(Task requirements): Check each line of the records below and collect those that include the word "data".
★ ★ ★
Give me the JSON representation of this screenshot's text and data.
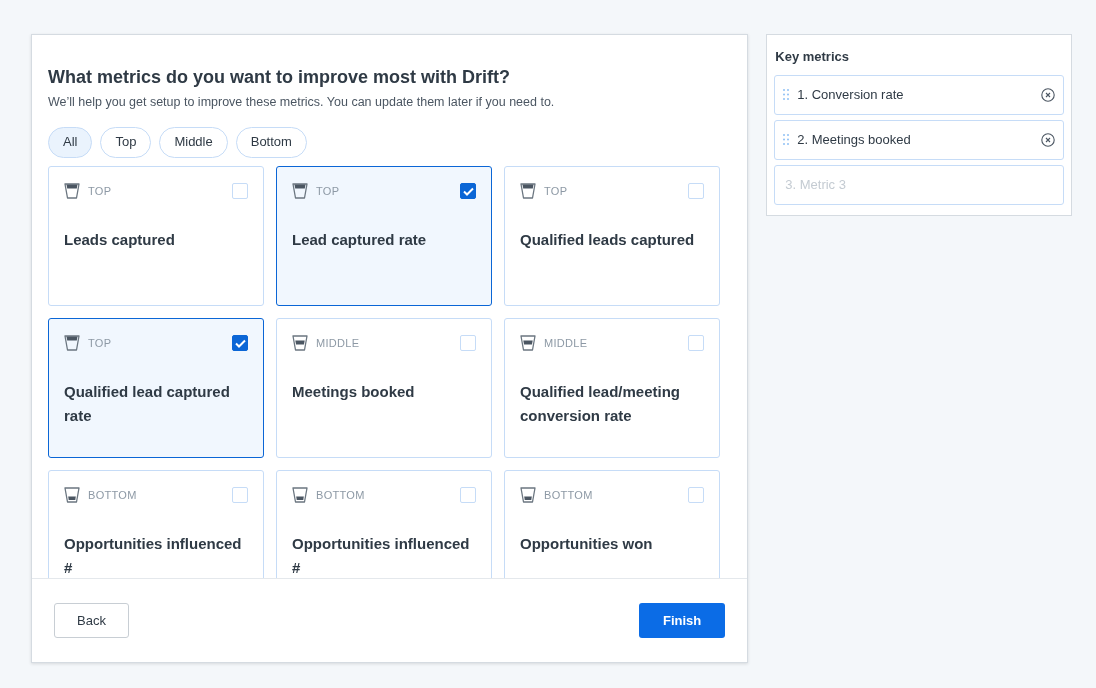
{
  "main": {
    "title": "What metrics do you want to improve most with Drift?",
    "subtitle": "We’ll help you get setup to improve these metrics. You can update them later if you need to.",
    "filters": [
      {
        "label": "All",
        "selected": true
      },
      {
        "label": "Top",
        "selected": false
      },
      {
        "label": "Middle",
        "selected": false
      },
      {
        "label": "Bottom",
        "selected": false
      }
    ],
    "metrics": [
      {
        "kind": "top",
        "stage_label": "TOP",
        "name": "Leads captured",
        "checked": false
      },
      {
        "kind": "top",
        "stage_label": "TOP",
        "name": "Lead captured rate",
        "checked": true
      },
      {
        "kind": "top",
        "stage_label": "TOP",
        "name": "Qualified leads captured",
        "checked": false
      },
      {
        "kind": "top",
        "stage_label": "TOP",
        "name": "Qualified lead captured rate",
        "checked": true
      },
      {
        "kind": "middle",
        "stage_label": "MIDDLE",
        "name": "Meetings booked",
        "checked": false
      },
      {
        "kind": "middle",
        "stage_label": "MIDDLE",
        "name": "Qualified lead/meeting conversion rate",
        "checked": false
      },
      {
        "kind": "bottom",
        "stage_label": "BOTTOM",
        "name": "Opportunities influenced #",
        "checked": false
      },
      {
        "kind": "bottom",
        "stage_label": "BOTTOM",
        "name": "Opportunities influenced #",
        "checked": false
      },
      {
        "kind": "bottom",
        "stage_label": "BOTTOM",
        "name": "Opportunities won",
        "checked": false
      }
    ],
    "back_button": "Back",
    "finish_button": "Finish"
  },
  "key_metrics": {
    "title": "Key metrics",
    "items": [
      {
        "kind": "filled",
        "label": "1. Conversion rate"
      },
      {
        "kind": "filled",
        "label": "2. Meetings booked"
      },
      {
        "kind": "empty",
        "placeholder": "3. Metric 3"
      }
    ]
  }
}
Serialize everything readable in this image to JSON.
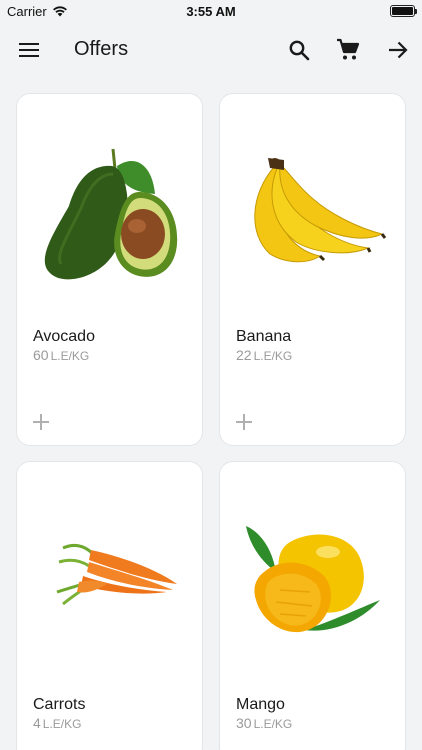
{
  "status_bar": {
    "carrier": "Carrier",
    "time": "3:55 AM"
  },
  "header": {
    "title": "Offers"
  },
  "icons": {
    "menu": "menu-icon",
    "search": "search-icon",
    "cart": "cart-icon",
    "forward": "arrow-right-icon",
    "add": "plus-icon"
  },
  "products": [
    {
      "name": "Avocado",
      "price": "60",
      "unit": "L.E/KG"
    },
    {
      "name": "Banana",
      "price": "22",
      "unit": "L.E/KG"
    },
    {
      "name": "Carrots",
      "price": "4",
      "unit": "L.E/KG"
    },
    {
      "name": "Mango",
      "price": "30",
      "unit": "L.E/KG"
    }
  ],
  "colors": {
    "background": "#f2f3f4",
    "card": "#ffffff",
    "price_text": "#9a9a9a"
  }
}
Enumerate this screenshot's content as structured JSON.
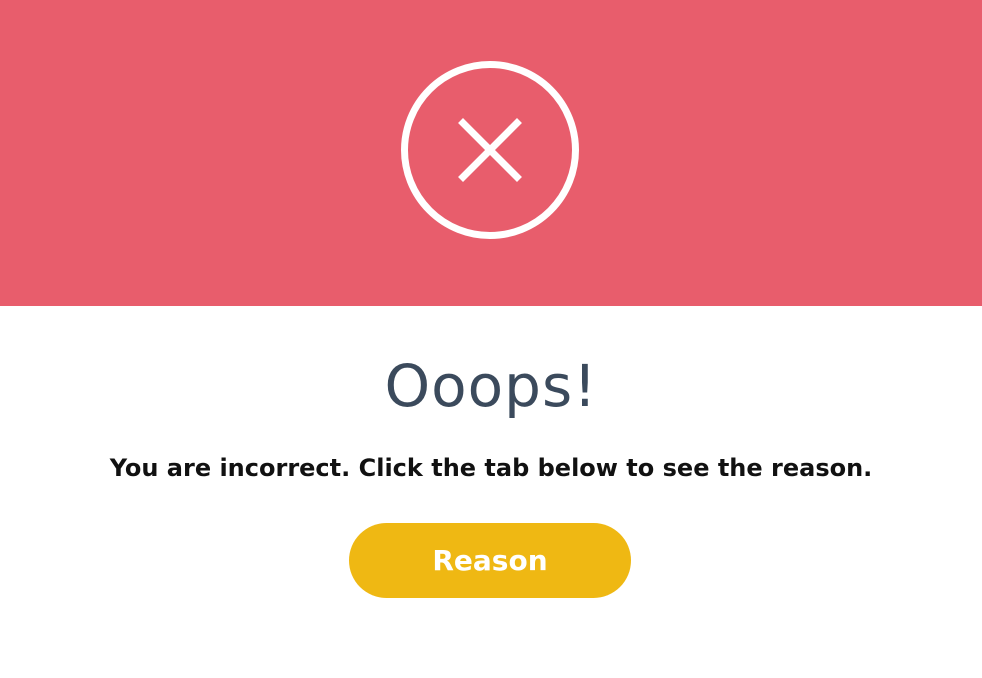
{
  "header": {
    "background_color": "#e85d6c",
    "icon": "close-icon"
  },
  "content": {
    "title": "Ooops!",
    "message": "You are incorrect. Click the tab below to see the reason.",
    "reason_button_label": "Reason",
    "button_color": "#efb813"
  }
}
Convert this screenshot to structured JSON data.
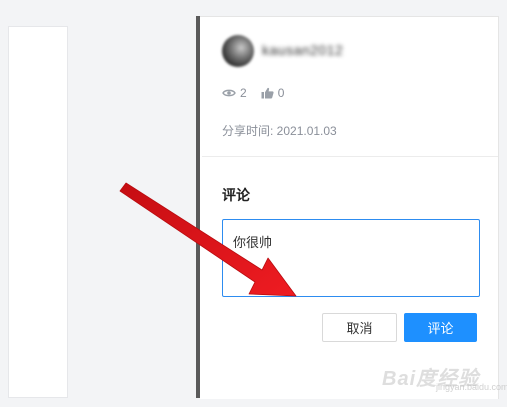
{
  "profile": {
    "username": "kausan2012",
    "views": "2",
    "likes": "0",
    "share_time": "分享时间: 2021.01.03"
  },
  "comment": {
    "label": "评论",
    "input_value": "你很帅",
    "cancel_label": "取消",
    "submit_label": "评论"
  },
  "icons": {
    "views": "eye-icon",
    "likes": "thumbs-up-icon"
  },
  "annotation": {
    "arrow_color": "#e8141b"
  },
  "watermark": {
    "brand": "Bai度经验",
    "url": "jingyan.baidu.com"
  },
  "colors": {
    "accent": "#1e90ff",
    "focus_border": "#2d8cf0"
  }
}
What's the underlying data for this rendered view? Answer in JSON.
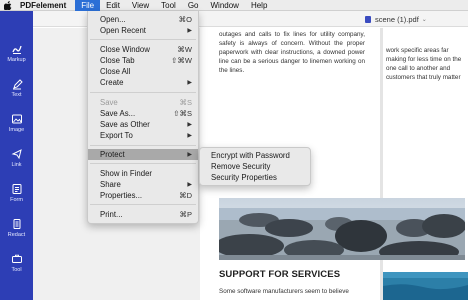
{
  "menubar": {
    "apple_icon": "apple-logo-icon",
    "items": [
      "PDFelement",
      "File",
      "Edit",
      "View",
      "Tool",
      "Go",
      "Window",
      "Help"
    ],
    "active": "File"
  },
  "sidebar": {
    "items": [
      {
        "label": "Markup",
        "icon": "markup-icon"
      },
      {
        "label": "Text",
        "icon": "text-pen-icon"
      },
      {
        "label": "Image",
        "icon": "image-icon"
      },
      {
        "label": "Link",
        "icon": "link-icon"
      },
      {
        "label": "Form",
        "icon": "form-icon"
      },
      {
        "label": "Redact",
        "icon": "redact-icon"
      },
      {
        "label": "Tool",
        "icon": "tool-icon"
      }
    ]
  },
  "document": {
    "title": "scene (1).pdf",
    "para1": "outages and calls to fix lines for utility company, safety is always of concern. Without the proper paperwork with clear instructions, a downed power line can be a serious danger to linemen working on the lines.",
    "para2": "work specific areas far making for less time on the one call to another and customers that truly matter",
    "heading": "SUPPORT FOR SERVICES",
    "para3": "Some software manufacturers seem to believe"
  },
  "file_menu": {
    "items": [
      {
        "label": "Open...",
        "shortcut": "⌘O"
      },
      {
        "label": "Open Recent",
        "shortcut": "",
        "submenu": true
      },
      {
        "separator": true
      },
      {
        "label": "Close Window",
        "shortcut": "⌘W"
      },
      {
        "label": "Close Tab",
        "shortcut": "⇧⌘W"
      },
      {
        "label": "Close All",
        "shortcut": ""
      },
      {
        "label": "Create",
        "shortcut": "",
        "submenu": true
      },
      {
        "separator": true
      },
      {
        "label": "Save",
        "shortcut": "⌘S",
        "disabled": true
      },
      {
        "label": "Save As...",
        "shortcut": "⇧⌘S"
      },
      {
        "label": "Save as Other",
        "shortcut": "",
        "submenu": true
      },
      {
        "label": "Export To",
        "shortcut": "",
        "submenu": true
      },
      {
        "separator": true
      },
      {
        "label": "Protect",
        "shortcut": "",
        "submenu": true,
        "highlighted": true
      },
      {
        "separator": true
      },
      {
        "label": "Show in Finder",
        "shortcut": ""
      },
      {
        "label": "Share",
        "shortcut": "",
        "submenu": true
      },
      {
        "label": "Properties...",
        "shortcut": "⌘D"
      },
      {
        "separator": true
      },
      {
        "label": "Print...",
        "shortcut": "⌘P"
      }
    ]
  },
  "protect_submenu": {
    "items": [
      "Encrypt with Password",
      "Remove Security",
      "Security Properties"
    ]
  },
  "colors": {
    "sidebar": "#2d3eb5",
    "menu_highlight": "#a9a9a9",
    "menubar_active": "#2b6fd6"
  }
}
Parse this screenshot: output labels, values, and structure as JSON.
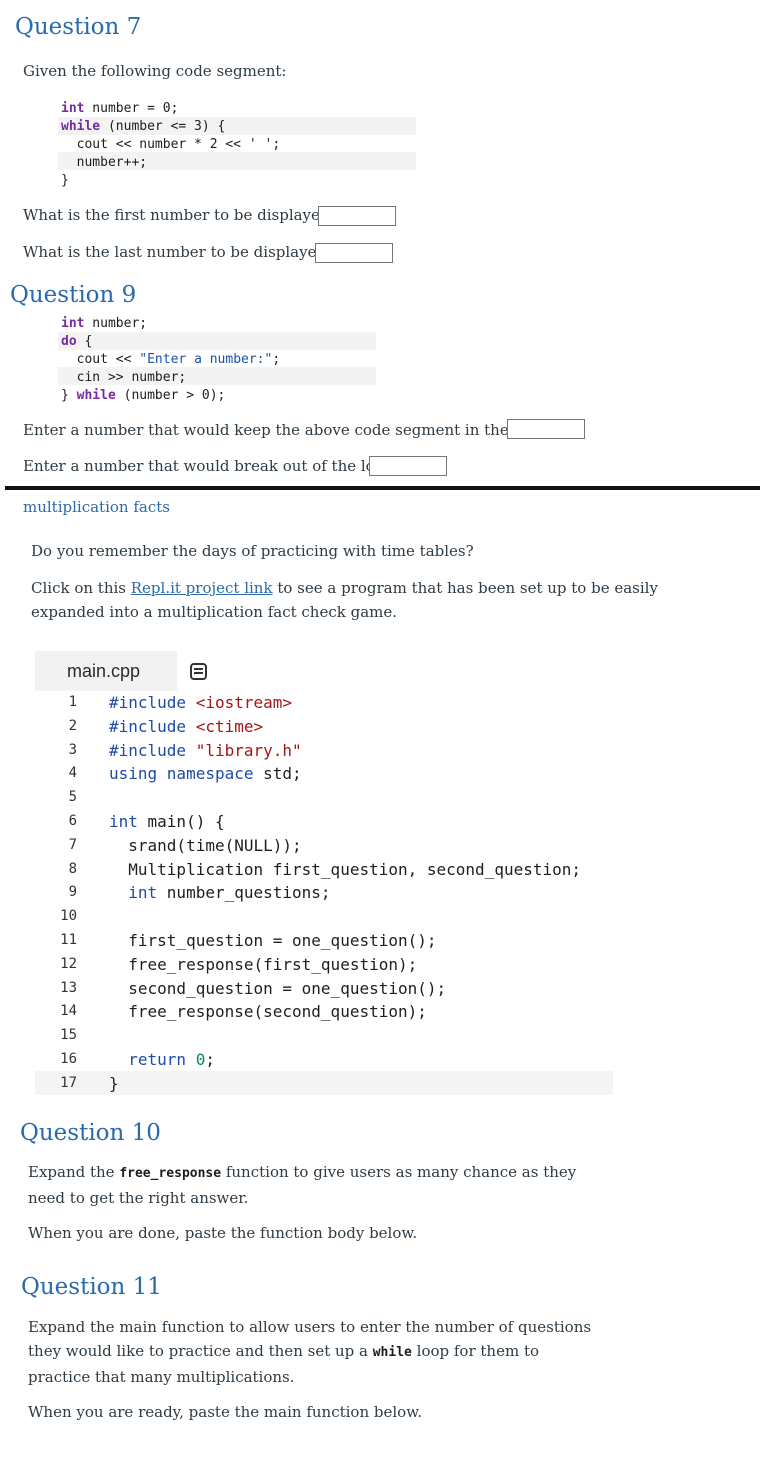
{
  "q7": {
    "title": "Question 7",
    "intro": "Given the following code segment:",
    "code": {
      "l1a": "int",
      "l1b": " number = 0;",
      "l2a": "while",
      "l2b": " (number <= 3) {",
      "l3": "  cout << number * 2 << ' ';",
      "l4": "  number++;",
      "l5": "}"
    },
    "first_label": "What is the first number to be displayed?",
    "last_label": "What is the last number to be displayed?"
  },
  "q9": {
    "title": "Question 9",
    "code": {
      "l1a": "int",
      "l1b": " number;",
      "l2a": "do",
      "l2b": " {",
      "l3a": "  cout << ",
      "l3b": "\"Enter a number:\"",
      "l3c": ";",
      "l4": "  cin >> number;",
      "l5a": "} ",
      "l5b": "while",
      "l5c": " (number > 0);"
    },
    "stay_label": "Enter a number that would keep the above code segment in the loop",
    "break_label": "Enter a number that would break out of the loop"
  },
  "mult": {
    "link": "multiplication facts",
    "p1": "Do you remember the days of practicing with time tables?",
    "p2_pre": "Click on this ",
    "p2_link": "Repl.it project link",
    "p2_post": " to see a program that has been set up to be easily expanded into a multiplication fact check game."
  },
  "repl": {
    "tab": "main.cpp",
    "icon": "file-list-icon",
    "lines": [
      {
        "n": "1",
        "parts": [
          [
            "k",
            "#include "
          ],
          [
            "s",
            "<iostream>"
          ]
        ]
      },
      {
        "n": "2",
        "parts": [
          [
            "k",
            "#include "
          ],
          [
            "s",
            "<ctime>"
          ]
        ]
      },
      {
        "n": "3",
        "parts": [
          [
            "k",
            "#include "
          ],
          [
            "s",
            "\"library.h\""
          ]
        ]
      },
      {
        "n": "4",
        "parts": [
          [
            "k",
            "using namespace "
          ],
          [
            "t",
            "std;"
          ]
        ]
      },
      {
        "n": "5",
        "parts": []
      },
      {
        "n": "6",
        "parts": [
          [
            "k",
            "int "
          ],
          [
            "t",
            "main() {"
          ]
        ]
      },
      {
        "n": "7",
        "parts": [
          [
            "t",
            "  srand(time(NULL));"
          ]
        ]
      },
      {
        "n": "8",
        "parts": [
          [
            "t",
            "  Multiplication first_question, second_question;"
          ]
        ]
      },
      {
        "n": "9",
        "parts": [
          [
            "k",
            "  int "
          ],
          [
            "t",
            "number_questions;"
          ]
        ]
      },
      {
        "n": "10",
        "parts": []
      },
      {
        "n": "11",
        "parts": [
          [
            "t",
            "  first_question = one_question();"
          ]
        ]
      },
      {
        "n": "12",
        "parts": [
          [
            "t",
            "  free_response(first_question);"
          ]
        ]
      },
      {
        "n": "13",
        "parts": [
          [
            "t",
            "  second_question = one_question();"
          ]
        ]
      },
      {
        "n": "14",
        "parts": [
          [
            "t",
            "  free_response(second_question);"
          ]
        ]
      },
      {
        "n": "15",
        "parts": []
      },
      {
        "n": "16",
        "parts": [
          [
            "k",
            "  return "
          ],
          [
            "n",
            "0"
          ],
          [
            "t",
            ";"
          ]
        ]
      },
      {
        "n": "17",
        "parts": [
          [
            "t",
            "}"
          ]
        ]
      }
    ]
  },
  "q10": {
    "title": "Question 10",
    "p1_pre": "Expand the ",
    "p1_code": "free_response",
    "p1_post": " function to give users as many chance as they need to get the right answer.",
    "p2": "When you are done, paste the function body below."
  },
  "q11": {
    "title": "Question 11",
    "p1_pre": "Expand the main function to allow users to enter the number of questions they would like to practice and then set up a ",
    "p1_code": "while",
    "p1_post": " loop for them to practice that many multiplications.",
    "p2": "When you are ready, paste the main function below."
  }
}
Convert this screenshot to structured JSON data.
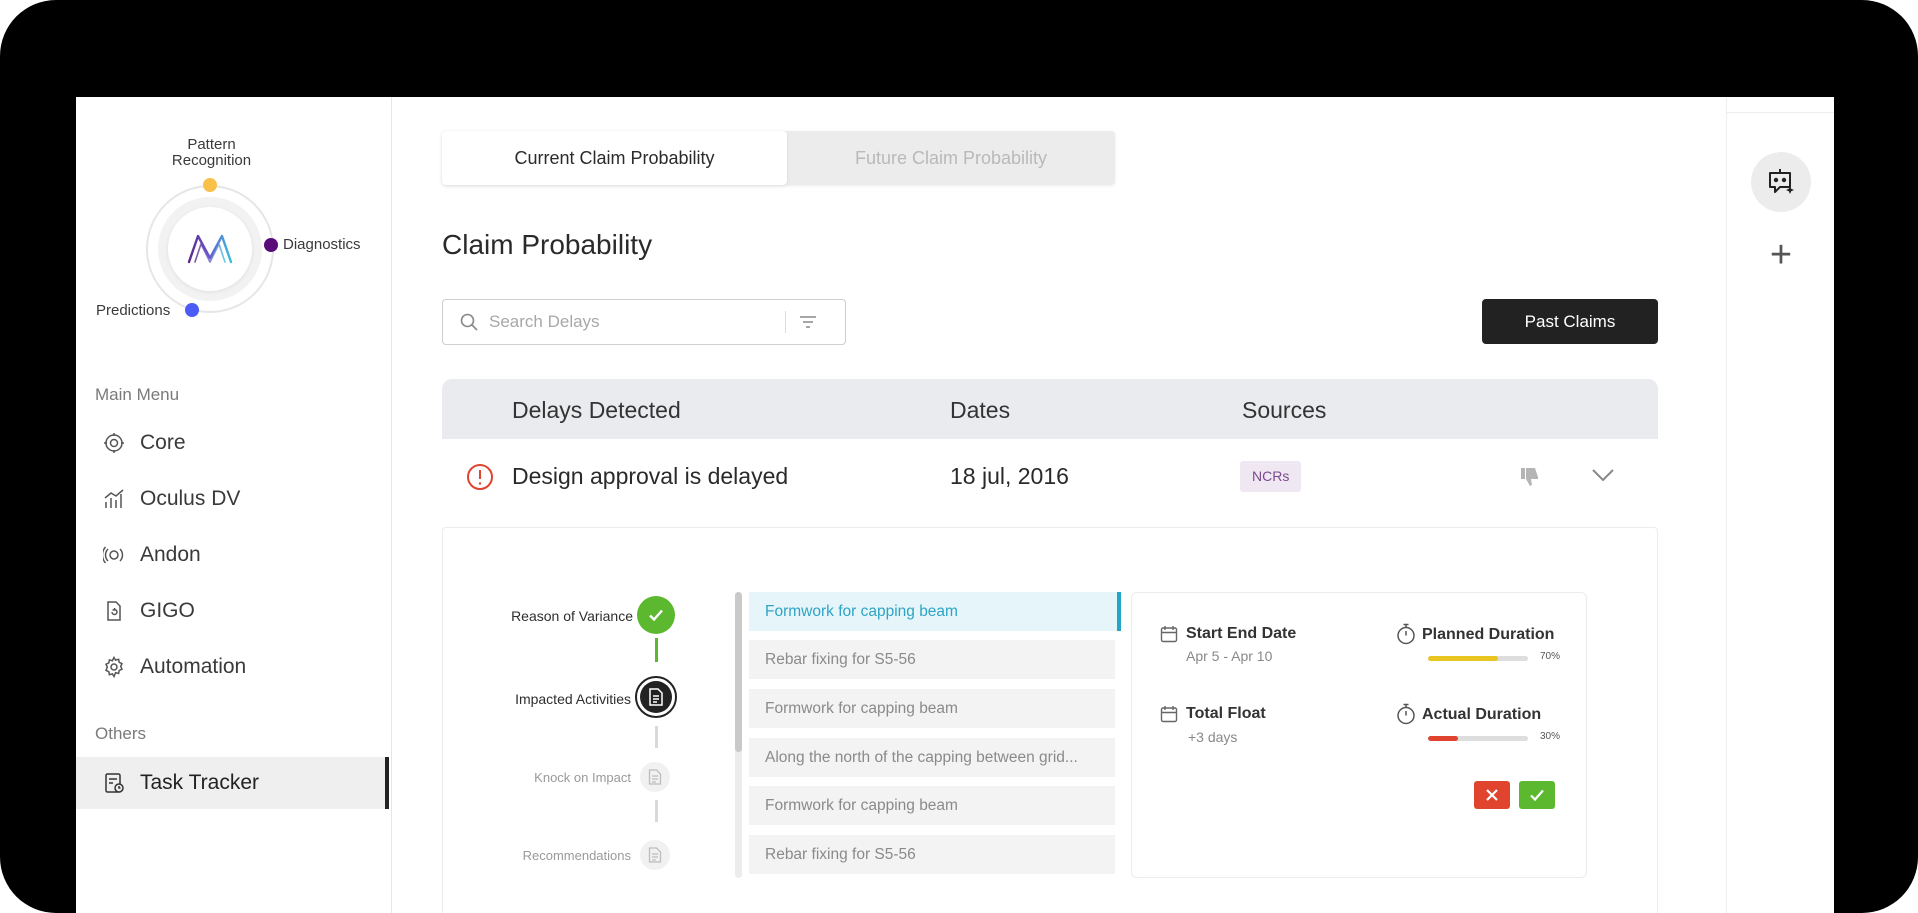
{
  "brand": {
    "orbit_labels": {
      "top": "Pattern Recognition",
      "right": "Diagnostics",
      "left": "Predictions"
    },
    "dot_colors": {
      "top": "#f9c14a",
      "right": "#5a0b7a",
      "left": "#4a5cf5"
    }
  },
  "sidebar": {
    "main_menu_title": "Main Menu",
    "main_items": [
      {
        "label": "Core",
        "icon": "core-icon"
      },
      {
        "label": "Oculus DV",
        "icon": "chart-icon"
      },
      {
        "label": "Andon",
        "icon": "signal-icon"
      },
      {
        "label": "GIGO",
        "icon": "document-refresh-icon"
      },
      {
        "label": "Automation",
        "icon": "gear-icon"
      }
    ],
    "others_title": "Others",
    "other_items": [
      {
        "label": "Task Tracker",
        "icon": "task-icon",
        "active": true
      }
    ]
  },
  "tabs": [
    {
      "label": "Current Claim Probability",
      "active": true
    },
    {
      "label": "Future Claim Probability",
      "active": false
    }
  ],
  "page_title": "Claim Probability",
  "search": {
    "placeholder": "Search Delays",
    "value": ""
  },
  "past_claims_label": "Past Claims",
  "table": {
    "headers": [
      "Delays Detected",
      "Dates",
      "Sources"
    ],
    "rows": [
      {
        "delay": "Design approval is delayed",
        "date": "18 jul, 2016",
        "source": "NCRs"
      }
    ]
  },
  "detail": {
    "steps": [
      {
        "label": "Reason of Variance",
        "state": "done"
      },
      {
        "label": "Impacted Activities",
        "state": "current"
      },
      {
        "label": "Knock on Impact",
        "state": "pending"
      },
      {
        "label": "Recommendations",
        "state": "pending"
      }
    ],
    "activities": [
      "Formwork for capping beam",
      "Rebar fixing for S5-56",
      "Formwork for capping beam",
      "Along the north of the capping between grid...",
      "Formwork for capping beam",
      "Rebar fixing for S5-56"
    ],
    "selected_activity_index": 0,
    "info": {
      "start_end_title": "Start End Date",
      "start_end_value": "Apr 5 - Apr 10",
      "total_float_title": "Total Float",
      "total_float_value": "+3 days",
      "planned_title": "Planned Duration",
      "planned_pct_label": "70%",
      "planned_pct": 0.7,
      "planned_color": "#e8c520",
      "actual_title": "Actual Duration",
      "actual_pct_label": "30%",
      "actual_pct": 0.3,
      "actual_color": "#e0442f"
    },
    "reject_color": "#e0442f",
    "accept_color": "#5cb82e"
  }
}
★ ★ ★
(Answer to the problem):
Give me the JSON representation of this screenshot's text and data.
Convert this screenshot to structured JSON data.
What's the underlying data for this rendered view? Answer in JSON.
Convert this screenshot to structured JSON data.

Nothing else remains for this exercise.